Loewen acknowledged he was relieved that extensive tests revealed nothing wrong with his elbow, which had a screw inserted into it in June to repair a stress fracture that caused him to miss most of last season. He also said it is unsettling that he still doesn't know what is causing the pain that is sidelining him after four starts this year.
"It's kind of weird not knowing what caused the pain," he said. "Maybe I'll have to learn how to throw with the pain. Maybe it will go away. It's just going to be trial and error because not a lot of people have gone through this. Nobody seems to know, but all the tests came back great. There's nothing wrong with it, so it can't be bad. I really won't feel comfortable until I start throwing with no pain, and then I'll take it from there."
Loewen will start throwing from flat ground today, and he hopes to be back on the mound in about a week. It's likely that he'll make a couple of rehabilitation starts before returning to the Orioles.
"I'm going to take it pretty slow, but hopefully I'll be back pretty soon," he said.
Scott gets start
Manager Dave Trembley spoke to struggling outfielder Luke Scott on Monday and let him know that his status on the team hasn't changed. When Scott feels strong enough to play again regularly, he'll be the everyday left fielder. Scott was back in the lineup last night, but he had started just one of the Orioles' previous five games.
That's mostly because Scott has been sick, though the outfielder had just three hits in his past 33 at-bats going into last night.
"I told him [on Monday] like I've told him in the past. He's the everyday left fielder on this team," Trembley said. "He's not at 100 percent, he's sick, he's fighting the flu. I probably made an error in judgment playing him the other day thinking that he was 100 percent, and he wasn't."
Scott said Monday that he has had no issues with how he has been used. "Sometimes you get a mental break, sometimes you get physical ones," he said. "I've needed a little of both."
Take that, pops
On Saturday, John Shelby, 22, the son of the Orioles' first base coach and an outfield prospect in the Chicago White Sox's organization, tied the Carolina League record with three homers in a game for the Single-A Winston-Salem Warthogs. Shelby, born in Baltimore, was a fifth-round pick by the White Sox in 2006.

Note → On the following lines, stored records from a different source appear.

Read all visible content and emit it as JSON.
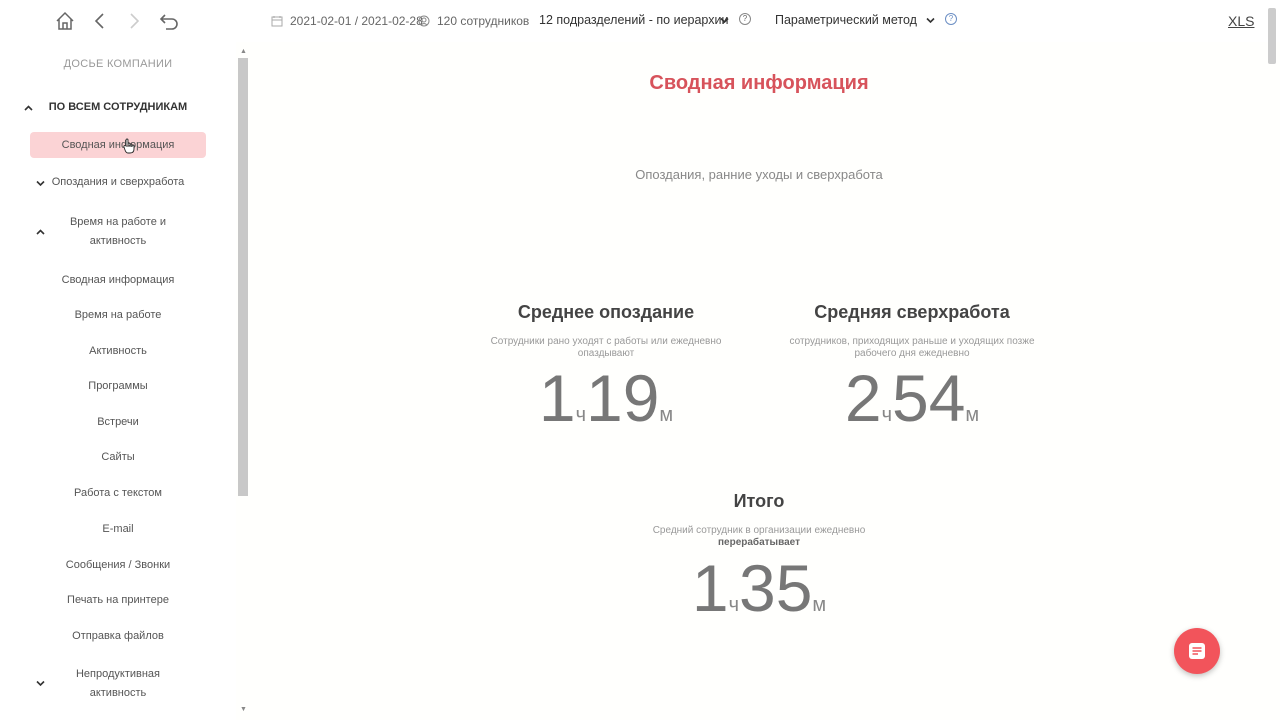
{
  "topbar": {
    "date_range": "2021-02-01 / 2021-02-28",
    "employees": "120 сотрудников",
    "departments": "12 подразделений - по иерархии",
    "method": "Параметрический метод",
    "xls": "XLS"
  },
  "sidebar": {
    "heading": "ДОСЬЕ КОМПАНИИ",
    "section_all": "ПО ВСЕМ СОТРУДНИКАМ",
    "active_item": "Сводная информация",
    "late_item": "Опоздания и сверхработа",
    "time_group": "Время на работе и активность",
    "sub_items": [
      "Сводная информация",
      "Время на работе",
      "Активность",
      "Программы",
      "Встречи",
      "Сайты",
      "Работа с текстом",
      "E-mail",
      "Сообщения / Звонки",
      "Печать на принтере",
      "Отправка файлов"
    ],
    "unproductive": "Непродуктивная активность"
  },
  "main": {
    "title": "Сводная информация",
    "subtitle": "Опоздания, ранние уходы и сверхработа",
    "late": {
      "title": "Среднее опоздание",
      "desc": "Сотрудники рано уходят с работы или ежедневно опаздывают",
      "hours": "1",
      "h_unit": "ч",
      "minutes": "19",
      "m_unit": "м"
    },
    "overtime": {
      "title": "Средняя сверхработа",
      "desc": "сотрудников, приходящих раньше и уходящих позже рабочего дня ежедневно",
      "hours": "2",
      "h_unit": "ч",
      "minutes": "54",
      "m_unit": "м"
    },
    "total": {
      "title": "Итого",
      "desc": "Средний сотрудник в организации ежедневно",
      "desc_bold": "перерабатывает",
      "hours": "1",
      "h_unit": "ч",
      "minutes": "35",
      "m_unit": "м"
    }
  },
  "colors": {
    "accent": "#d7535b",
    "fab": "#f2545b",
    "active_bg": "#fbd3d5"
  }
}
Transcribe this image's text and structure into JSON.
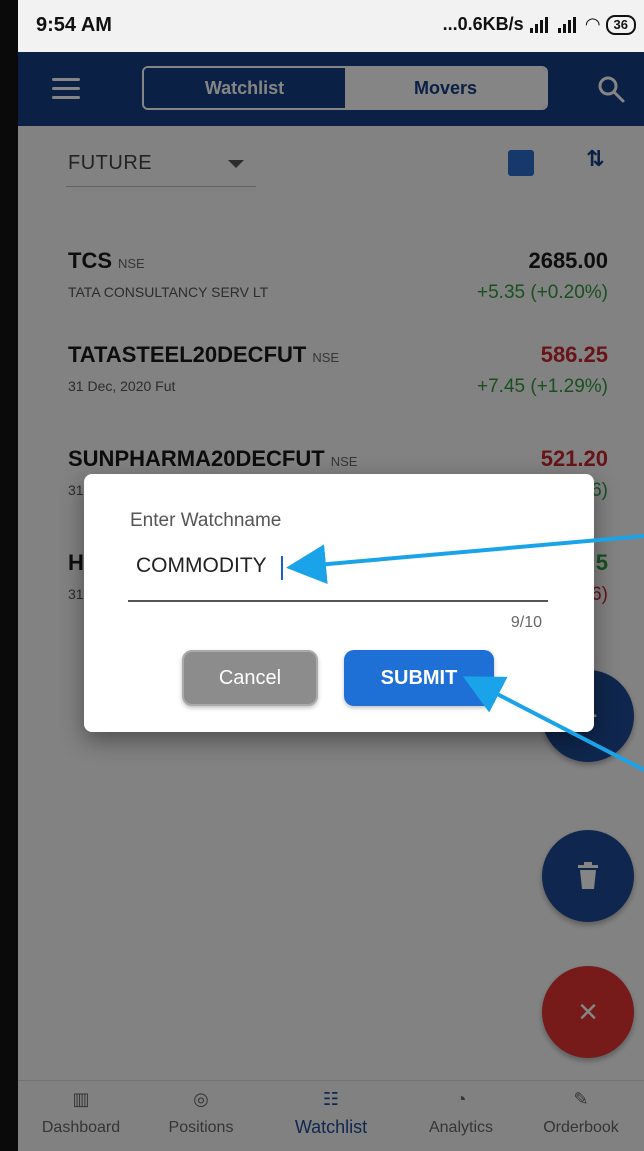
{
  "statusbar": {
    "time": "9:54 AM",
    "network": "...0.6KB/s",
    "battery": "36"
  },
  "appbar": {
    "tabs": [
      "Watchlist",
      "Movers"
    ],
    "active_tab": "Watchlist"
  },
  "filter": {
    "exchange": "FUTURE"
  },
  "watchlist": [
    {
      "symbol": "TCS",
      "exchange": "NSE",
      "description": "TATA CONSULTANCY SERV LT",
      "ltp": "2685.00",
      "change": "+5.35 (+0.20%)",
      "ltp_color": "#1a1a1a",
      "change_color": "#2e9b3c"
    },
    {
      "symbol": "TATASTEEL20DECFUT",
      "exchange": "NSE",
      "description": "31 Dec, 2020 Fut",
      "ltp": "586.25",
      "change": "+7.45 (+1.29%)",
      "ltp_color": "#c8282e",
      "change_color": "#2e9b3c"
    },
    {
      "symbol": "SUNPHARMA20DECFUT",
      "exchange": "NSE",
      "description": "31",
      "ltp": "521.20",
      "change": "6)",
      "ltp_color": "#c8282e",
      "change_color": "#2e9b3c"
    },
    {
      "symbol": "H",
      "exchange": "",
      "description": "31",
      "ltp": "5",
      "change": "6)",
      "ltp_color": "#2e9b3c",
      "change_color": "#c8282e"
    }
  ],
  "dialog": {
    "title": "Enter Watchname",
    "input_value": "COMMODITY",
    "counter": "9/10",
    "cancel_label": "Cancel",
    "submit_label": "SUBMIT"
  },
  "fabs": {
    "add": "+",
    "delete": "trash-icon",
    "close": "×"
  },
  "bottom_nav": [
    {
      "label": "Dashboard",
      "icon": "dashboard-icon",
      "active": false
    },
    {
      "label": "Positions",
      "icon": "compass-icon",
      "active": false
    },
    {
      "label": "Watchlist",
      "icon": "list-icon",
      "active": true
    },
    {
      "label": "Analytics",
      "icon": "pie-icon",
      "active": false
    },
    {
      "label": "Orderbook",
      "icon": "edit-icon",
      "active": false
    }
  ],
  "colors": {
    "primary": "#143f84",
    "accent": "#1e6fd6",
    "danger": "#e23431",
    "positive": "#2e9b3c",
    "annotation": "#1aa3e8"
  }
}
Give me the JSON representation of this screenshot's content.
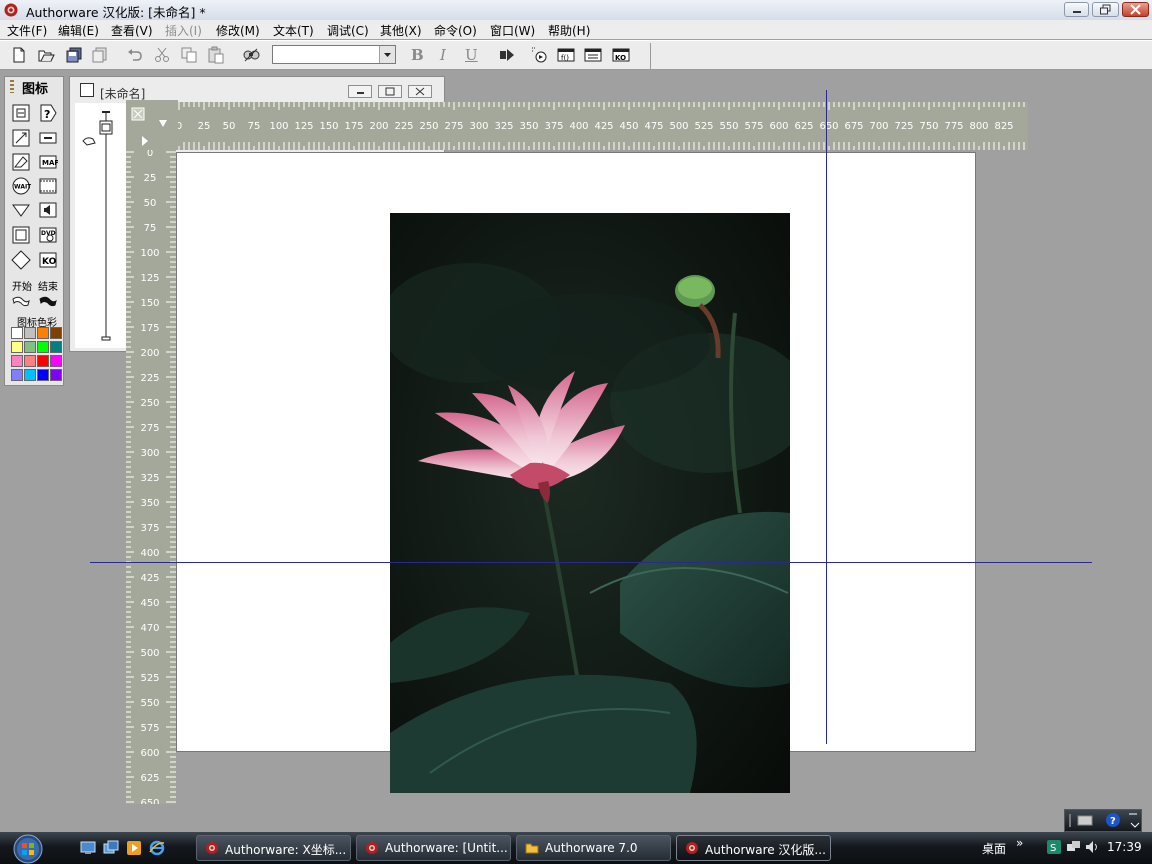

"We talk all the time, and he called that night," the Orioles' Shelby said. "He's always kidding around, so I didn't believe it. My wife was with me, and she said, 'No, he hit three home runs.' I was excited."
The elder Shelby hit two home runs in a professional game several times but never three.
"I hit three in a five-inning high school game with 10 RBIs. He didn't do that," the Orioles' Shelby joked.